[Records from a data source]

⁂

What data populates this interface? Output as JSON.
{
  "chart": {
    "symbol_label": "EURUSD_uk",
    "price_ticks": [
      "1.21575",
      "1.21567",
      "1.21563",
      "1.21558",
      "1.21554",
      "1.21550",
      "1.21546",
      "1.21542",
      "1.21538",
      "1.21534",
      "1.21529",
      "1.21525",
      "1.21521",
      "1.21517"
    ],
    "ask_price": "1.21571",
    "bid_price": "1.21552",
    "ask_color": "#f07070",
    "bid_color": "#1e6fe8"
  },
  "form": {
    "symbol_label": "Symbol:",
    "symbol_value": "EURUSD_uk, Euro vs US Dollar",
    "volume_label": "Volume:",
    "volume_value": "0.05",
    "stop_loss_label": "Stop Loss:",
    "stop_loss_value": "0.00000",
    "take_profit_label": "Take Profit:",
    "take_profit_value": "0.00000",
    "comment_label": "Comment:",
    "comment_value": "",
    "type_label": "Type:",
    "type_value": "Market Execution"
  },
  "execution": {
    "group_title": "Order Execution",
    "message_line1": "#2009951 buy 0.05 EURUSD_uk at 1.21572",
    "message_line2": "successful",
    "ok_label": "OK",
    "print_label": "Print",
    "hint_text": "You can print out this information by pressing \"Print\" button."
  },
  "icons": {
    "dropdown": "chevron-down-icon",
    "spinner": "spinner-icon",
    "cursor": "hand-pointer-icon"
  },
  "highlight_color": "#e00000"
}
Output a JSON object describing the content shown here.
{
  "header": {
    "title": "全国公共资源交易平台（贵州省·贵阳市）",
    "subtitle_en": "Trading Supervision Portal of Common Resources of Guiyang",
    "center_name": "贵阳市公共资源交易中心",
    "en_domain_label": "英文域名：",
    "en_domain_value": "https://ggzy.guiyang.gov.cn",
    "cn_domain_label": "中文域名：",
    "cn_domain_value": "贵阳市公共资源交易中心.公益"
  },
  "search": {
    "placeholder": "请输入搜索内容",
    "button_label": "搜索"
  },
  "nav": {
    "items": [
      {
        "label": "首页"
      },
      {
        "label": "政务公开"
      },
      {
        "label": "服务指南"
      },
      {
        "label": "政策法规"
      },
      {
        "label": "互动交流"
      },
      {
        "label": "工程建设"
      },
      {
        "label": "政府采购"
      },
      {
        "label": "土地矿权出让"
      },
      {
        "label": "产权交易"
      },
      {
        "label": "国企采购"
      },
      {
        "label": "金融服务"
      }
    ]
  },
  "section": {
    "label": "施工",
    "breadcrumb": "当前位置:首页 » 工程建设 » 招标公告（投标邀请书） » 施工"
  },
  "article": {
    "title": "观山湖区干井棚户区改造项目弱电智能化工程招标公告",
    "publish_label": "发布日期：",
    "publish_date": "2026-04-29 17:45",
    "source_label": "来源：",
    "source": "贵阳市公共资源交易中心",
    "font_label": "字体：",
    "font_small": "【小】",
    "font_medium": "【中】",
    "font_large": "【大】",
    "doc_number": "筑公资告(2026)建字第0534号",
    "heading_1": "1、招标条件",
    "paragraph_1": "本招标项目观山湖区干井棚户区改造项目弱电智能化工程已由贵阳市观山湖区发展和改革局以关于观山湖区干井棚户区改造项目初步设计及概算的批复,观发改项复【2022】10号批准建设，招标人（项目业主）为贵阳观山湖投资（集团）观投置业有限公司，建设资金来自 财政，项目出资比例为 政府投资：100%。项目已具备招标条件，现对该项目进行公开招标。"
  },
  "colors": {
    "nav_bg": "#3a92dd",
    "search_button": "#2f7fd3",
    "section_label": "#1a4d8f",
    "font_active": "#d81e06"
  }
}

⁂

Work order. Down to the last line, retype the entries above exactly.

Solution to this task.
What data populates this interface? Output as JSON.
{
  "chart": {
    "symbol_label": "EURUSD_uk",
    "price_ticks": [
      "1.21575",
      "1.21567",
      "1.21563",
      "1.21558",
      "1.21554",
      "1.21550",
      "1.21546",
      "1.21542",
      "1.21538",
      "1.21534",
      "1.21529",
      "1.21525",
      "1.21521",
      "1.21517"
    ],
    "ask_price": "1.21571",
    "bid_price": "1.21552",
    "ask_color": "#f07070",
    "bid_color": "#1e6fe8"
  },
  "form": {
    "symbol_label": "Symbol:",
    "symbol_value": "EURUSD_uk, Euro vs US Dollar",
    "volume_label": "Volume:",
    "volume_value": "0.05",
    "stop_loss_label": "Stop Loss:",
    "stop_loss_value": "0.00000",
    "take_profit_label": "Take Profit:",
    "take_profit_value": "0.00000",
    "comment_label": "Comment:",
    "comment_value": "",
    "type_label": "Type:",
    "type_value": "Market Execution"
  },
  "execution": {
    "group_title": "Order Execution",
    "message_line1": "#2009951 buy 0.05 EURUSD_uk at 1.21572",
    "message_line2": "successful",
    "ok_label": "OK",
    "print_label": "Print",
    "hint_text": "You can print out this information by pressing \"Print\" button."
  },
  "icons": {
    "dropdown": "chevron-down-icon",
    "spinner": "spinner-icon",
    "cursor": "hand-pointer-icon"
  },
  "highlight_color": "#e00000"
}
Output a JSON object describing the content shown here.
{
  "header": {
    "title": "全国公共资源交易平台（贵州省·贵阳市）",
    "subtitle_en": "Trading Supervision Portal of Common Resources of Guiyang",
    "center_name": "贵阳市公共资源交易中心",
    "en_domain_label": "英文域名：",
    "en_domain_value": "https://ggzy.guiyang.gov.cn",
    "cn_domain_label": "中文域名：",
    "cn_domain_value": "贵阳市公共资源交易中心.公益"
  },
  "search": {
    "placeholder": "请输入搜索内容",
    "button_label": "搜索"
  },
  "nav": {
    "items": [
      {
        "label": "首页"
      },
      {
        "label": "政务公开"
      },
      {
        "label": "服务指南"
      },
      {
        "label": "政策法规"
      },
      {
        "label": "互动交流"
      },
      {
        "label": "工程建设"
      },
      {
        "label": "政府采购"
      },
      {
        "label": "土地矿权出让"
      },
      {
        "label": "产权交易"
      },
      {
        "label": "国企采购"
      },
      {
        "label": "金融服务"
      }
    ]
  },
  "section": {
    "label": "施工",
    "breadcrumb": "当前位置:首页 » 工程建设 » 招标公告（投标邀请书） » 施工"
  },
  "article": {
    "title": "观山湖区干井棚户区改造项目弱电智能化工程招标公告",
    "publish_label": "发布日期：",
    "publish_date": "2026-04-29 17:45",
    "source_label": "来源：",
    "source": "贵阳市公共资源交易中心",
    "font_label": "字体：",
    "font_small": "【小】",
    "font_medium": "【中】",
    "font_large": "【大】",
    "doc_number": "筑公资告(2026)建字第0534号",
    "heading_1": "1、招标条件",
    "paragraph_1": "本招标项目观山湖区干井棚户区改造项目弱电智能化工程已由贵阳市观山湖区发展和改革局以关于观山湖区干井棚户区改造项目初步设计及概算的批复,观发改项复【2022】10号批准建设，招标人（项目业主）为贵阳观山湖投资（集团）观投置业有限公司，建设资金来自 财政，项目出资比例为 政府投资：100%。项目已具备招标条件，现对该项目进行公开招标。"
  },
  "colors": {
    "nav_bg": "#3a92dd",
    "search_button": "#2f7fd3",
    "section_label": "#1a4d8f",
    "font_active": "#d81e06"
  }
}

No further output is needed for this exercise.